Every fall, millions of U.S. children get flu vaccinations at their pediatricians' offices. The CDC recommends an annual flu vaccine for all Americans who are at least 6 months old.
You may have questions about the vaccination. Why can't last year's flu shot protect your child this year? Do you need to get her a separate vaccine for protection against the H1N1 strain? Should you request the vaccination in nasal spray rather than injection form?
For guidance, WebMD spoke with internist Lisa Grohskopf, MD, a medical officer in the CDC's Influenza Division.
Q: Why is it important for all children aged 6 months and up to get vaccinated?
A: Children, particularly those under age 5, are subject to potentially very severe complications from influenza disease; some of those children are hospitalized. Within that group, children under 2 are especially prone to complications.
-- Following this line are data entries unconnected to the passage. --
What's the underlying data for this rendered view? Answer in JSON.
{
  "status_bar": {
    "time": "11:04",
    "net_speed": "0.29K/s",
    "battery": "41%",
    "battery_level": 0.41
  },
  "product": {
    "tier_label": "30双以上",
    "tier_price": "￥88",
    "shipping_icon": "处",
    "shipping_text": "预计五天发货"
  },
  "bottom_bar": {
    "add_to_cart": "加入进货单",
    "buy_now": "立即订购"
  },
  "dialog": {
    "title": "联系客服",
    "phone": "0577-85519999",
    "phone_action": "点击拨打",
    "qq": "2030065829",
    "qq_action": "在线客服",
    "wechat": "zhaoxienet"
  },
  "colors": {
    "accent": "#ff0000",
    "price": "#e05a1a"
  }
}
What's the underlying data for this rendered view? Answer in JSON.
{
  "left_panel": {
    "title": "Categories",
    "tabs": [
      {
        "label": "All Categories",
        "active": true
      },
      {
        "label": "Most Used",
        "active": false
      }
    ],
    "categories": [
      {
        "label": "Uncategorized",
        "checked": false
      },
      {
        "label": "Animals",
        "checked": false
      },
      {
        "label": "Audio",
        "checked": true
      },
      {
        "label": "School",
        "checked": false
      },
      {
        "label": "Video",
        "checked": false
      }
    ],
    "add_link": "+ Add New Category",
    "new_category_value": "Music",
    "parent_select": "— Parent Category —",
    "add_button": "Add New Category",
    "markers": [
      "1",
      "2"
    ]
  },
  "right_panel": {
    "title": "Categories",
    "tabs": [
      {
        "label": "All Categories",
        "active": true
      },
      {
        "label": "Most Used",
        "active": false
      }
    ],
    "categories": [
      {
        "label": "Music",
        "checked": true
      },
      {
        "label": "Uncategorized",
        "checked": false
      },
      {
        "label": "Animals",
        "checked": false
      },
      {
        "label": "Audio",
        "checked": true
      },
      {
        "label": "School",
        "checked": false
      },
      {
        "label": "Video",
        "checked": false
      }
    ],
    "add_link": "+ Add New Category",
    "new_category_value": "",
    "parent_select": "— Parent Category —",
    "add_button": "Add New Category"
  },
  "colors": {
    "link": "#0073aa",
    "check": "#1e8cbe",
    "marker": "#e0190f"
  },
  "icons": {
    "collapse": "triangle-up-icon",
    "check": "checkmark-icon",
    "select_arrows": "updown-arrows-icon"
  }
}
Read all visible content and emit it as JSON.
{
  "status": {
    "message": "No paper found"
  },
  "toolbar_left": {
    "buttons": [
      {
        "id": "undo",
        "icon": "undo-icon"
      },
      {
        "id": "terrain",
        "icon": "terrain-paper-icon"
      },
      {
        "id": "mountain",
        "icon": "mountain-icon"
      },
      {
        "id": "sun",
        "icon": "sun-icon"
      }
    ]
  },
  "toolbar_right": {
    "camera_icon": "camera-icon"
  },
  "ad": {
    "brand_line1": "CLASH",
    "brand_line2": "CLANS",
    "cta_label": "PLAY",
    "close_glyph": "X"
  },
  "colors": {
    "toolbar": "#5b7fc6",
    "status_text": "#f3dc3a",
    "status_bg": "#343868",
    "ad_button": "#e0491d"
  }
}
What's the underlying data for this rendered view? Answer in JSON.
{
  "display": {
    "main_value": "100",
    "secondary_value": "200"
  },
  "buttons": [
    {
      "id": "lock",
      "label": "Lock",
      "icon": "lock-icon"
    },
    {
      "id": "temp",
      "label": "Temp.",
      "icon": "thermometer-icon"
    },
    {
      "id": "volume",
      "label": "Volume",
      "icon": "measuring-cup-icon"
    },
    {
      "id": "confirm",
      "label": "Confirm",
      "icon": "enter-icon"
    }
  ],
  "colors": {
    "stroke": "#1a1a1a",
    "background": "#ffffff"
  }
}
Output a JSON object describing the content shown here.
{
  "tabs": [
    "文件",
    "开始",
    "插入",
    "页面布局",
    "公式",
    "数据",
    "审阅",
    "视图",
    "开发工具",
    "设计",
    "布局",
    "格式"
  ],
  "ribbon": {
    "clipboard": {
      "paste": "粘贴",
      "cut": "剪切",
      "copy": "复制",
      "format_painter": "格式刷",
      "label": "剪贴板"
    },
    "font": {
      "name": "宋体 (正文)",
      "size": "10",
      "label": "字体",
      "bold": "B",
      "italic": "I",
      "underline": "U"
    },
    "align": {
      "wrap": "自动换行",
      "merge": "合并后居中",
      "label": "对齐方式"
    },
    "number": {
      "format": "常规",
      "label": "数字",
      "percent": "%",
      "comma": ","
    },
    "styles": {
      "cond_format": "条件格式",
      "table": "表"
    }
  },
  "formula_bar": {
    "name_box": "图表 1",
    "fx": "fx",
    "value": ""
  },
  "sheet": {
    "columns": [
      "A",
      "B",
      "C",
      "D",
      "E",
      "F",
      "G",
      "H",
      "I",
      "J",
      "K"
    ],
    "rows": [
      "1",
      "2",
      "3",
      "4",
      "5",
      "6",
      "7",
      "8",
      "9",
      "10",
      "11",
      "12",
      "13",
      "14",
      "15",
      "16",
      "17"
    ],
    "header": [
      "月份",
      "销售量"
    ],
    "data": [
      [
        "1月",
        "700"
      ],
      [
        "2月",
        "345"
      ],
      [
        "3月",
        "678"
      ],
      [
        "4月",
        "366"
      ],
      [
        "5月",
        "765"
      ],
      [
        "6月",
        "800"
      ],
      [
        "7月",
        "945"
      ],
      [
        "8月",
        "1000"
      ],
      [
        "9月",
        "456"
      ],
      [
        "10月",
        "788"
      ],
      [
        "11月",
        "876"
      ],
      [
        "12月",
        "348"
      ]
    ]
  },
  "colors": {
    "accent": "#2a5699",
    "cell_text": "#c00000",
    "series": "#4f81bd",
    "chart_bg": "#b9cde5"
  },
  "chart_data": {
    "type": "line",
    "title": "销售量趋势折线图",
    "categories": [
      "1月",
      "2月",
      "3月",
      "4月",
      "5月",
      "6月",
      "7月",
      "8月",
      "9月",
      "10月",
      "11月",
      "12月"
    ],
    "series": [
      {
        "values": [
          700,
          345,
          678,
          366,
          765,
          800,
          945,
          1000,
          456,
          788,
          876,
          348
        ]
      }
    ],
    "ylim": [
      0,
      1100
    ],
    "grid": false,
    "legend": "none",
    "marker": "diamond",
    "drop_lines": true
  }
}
For everyone aged 6 months and up, the annual flu vaccine is the best way that we have available to protect against complications.
Q: Is it really necessary to vaccinate my child this year if she received a flu shot last year?
A: The flu vaccine has three different vaccine virus ... strains in it. In a typical season, at least one of those strains will change.
This year, the vaccine is the same as last year's, as far as the strains contained. But we know from a number of studies that the antibody response to the vaccine tends to decline over time, so it's recommended that people be vaccinated annually in all age groups.
Q: How effective is the vaccine at preventing flu?
A: It depends on how well the vaccine matches the flu strains that are circulating. The vaccine strains have to be chosen well in advance of the flu season starting, and in years when there's a good match, it's likely to work better.
It also depends upon a person’s age and health status.